ZK: I would say that no team has looked more impressive over another. The Bulls have registered wins over the Kings, a blowout win over the Cavs and the Magic. The Cavaliers have been very inconsistent thus far. Detroit is 0-5, so enough said. Indiana looks to be in trouble due to injuries, and there offense hasn’t been able to get the ball rolling yet. The Bucks have wins over the Celtics and Cavs, but an embarrassing loss to the Grizzlies ruins that for them. With all that said, I would have to say that the Pacers, who are leading the league in rebounds and are ninth in the Association in points allowed, are my team to go with in the Central.
CM: I have been impressed by the Bulls. Even without Derrick Rose, they have played tough in every game. The competition has not been that high (Sacramento, Cleveland, New Orleans, Orlando, and Oklahoma City), but they played the Thunder tight right down until the end. They have so many veterans that they will beat everyone besides the elite teams without Rose, and they still will be competitive against those teams. I am greatly intrigued by the Bulls, and I fully believe that they could be a serious title contender if Derrick Rose comes back at full strength. That is a big “if,” but I firmly believe that it is possible.
DP: I got to give it to the Chicago Bulls. Not only did they come to Cleveland and beat our butts, but they’re sitting at 3-2 right now. And they’ve done it with their floor general, Derrick Rose, out. Joakim Noah has stepped up and has been their star this year. They played OKC tough last night to the very end so you got to give them credit thus far.
Fifth Question: What are your thoughts on the recent firing of Mike Brown after a 1-4 start to the season for the Lakers?
ZK: This whole situation is laughable. It was only a matter of time before Brown would get the ax, but I just didn’t think it would be this early on in the season. Observing Brown in Cleveland, he didn’t know the right way to handle a superstar. How could people expect him to manage three to four big names? I’m shocked that after a 1-4 start the Lakers are already making a move this huge. It will be interesting to see whom Los Angeles brings in to cater to Dwight Howard, Kobe Bryant, Steve Nash and company.

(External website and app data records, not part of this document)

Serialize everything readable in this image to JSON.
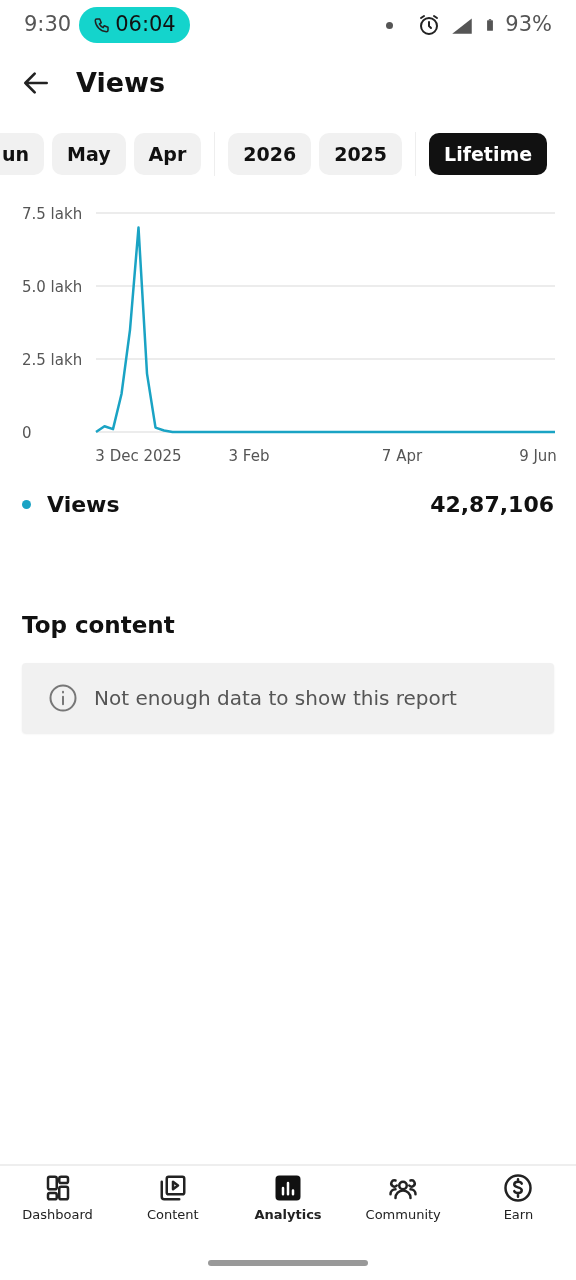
{
  "status_bar": {
    "time": "9:30",
    "call_timer": "06:04",
    "battery": "93%"
  },
  "header": {
    "title": "Views"
  },
  "filters": [
    {
      "label": "un",
      "selected": false
    },
    {
      "label": "May",
      "selected": false
    },
    {
      "label": "Apr",
      "selected": false
    },
    {
      "label": "2026",
      "selected": false
    },
    {
      "label": "2025",
      "selected": false
    },
    {
      "label": "Lifetime",
      "selected": true
    }
  ],
  "chart_data": {
    "type": "line",
    "categories": [
      null,
      null,
      null,
      null,
      null,
      "3 Dec 2025",
      null,
      null,
      null,
      null,
      null,
      null,
      null,
      null,
      null,
      null,
      null,
      null,
      "3 Feb",
      null,
      null,
      null,
      null,
      null,
      null,
      null,
      null,
      null,
      null,
      null,
      null,
      null,
      null,
      null,
      null,
      null,
      "7 Apr",
      null,
      null,
      null,
      null,
      null,
      null,
      null,
      null,
      null,
      null,
      null,
      null,
      null,
      null,
      null,
      "9 Jun",
      null,
      null
    ],
    "yticks": [
      {
        "value": 0,
        "label": "0"
      },
      {
        "value": 2.5,
        "label": "2.5 lakh"
      },
      {
        "value": 5,
        "label": "5.0 lakh"
      },
      {
        "value": 7.5,
        "label": "7.5 lakh"
      }
    ],
    "ylim": [
      0,
      7.5
    ],
    "series": [
      {
        "name": "Views",
        "color": "#1aa3c4",
        "values": [
          0,
          0.2,
          0.1,
          1.3,
          3.5,
          7.0,
          2.0,
          0.15,
          0.05,
          0,
          0,
          0,
          0,
          0,
          0,
          0,
          0,
          0,
          0,
          0,
          0,
          0,
          0,
          0,
          0,
          0,
          0,
          0,
          0,
          0,
          0,
          0,
          0,
          0,
          0,
          0,
          0,
          0,
          0,
          0,
          0,
          0,
          0,
          0,
          0,
          0,
          0,
          0,
          0,
          0,
          0,
          0,
          0,
          0,
          0
        ]
      }
    ]
  },
  "legend": {
    "total": "42,87,106"
  },
  "top_content": {
    "title": "Top content",
    "message": "Not enough data to show this report"
  },
  "bottom_nav": [
    {
      "label": "Dashboard",
      "selected": false
    },
    {
      "label": "Content",
      "selected": false
    },
    {
      "label": "Analytics",
      "selected": true
    },
    {
      "label": "Community",
      "selected": false
    },
    {
      "label": "Earn",
      "selected": false
    }
  ]
}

CM: I am shocked that Mike Brown got fired after only five games. He was dealing with a largely new team, a new offense and a new staff around him. I know that Lakers have lacked cohesion, but he deserved more time to figure things out. Dealing with all of that on top of an injury to Steve Nash is something no NBA coach could be equipped to handle. I don’t believe that he was going to be able to lead them to a title, but he at deserved a longer chance to prove that he was. Ultimately, he probably was not the right guy to take over from the legendary Phil Jackson, but again, he deserved a longer chance. All the best to coach Brown, and I hope he gets another shot at an NBA job. After all, he is only 42 years old. That is far too young for him to be done coaching at the NBA level.
DP: Wow. But I’m not shocked it happened. If the Lakers don’t win it this year, they may be done for a while. Kobe is at the end of his career and Dwight Howard isn’t under contract next season and is not guaranteed he will re-sign with the Lakers. They don’t even own a first round draft pick in next year’s draft. So they got to be all in this year, and if something is wrong, they need to fix it. They thought Mike Brown was the problem, so they fixed it. I never thought Brown was a good head coach and figured the LA experience wouldn’t work. He’s a defensive coach with little-to-no offensive knowledge. At the remaining minutes of games, when a game-winning shot is needed, Brown isn’t the one drawing up a final play; he hands it off to one of his assistants. He is the only coach I know of in the NBA that does that. Even his defensive expertise weren’t able to work in LA with Howard, the best defensive player in the league.
Make sure to check back next week to see what Chris Manning, Dan Pilar and Zachary Kolesar have to discuss at the “Weekly Roundtable.”